Of the lines below, report only those that contain "true".

* * * * * * *

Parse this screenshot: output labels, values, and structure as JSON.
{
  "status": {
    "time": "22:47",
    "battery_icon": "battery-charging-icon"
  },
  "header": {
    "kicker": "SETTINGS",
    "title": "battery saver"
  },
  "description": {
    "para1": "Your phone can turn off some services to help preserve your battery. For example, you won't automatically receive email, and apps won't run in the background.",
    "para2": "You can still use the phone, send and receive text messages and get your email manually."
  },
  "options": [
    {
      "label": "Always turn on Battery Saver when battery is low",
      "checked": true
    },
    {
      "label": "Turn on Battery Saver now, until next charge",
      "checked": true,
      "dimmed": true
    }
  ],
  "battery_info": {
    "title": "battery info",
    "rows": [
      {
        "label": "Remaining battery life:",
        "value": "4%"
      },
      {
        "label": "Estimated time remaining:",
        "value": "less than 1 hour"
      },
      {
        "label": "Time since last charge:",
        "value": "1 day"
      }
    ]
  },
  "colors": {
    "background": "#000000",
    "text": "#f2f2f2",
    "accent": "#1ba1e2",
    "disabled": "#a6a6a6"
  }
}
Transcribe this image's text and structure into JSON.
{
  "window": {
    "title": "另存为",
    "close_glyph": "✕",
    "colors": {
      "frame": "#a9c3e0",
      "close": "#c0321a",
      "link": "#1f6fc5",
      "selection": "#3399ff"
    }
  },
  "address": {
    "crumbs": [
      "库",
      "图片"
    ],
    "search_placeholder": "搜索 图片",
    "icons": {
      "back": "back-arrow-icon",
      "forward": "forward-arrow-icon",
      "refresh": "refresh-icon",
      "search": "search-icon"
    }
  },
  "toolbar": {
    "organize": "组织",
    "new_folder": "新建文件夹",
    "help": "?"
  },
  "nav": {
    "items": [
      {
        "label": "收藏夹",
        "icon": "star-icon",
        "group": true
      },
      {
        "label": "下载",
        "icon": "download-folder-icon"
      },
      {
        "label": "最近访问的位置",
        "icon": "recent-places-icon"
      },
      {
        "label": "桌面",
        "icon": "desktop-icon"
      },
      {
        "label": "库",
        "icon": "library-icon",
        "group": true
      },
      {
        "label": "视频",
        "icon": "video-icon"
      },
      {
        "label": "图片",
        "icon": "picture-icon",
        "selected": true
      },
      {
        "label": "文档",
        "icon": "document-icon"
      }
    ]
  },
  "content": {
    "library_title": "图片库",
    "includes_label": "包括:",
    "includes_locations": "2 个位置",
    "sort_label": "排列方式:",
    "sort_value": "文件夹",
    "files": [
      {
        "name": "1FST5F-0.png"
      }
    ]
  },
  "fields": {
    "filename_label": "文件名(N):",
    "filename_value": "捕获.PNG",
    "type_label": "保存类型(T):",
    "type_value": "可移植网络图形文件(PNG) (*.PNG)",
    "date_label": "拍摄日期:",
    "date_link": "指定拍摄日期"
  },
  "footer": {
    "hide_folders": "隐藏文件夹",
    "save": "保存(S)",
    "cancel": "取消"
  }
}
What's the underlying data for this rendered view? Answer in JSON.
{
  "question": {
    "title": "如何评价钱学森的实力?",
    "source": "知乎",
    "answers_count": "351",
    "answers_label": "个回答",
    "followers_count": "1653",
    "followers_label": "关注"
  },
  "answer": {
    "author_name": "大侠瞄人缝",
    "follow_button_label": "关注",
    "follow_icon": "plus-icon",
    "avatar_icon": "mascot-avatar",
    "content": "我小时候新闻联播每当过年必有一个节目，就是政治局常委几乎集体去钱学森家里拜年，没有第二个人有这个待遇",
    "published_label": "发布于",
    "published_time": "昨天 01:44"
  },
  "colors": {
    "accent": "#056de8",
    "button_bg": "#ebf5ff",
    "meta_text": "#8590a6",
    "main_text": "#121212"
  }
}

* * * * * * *

### Reply
      "checked": true
      "checked": true,
      "dimmed": true
        "group": true
        "group": true
        "selected": true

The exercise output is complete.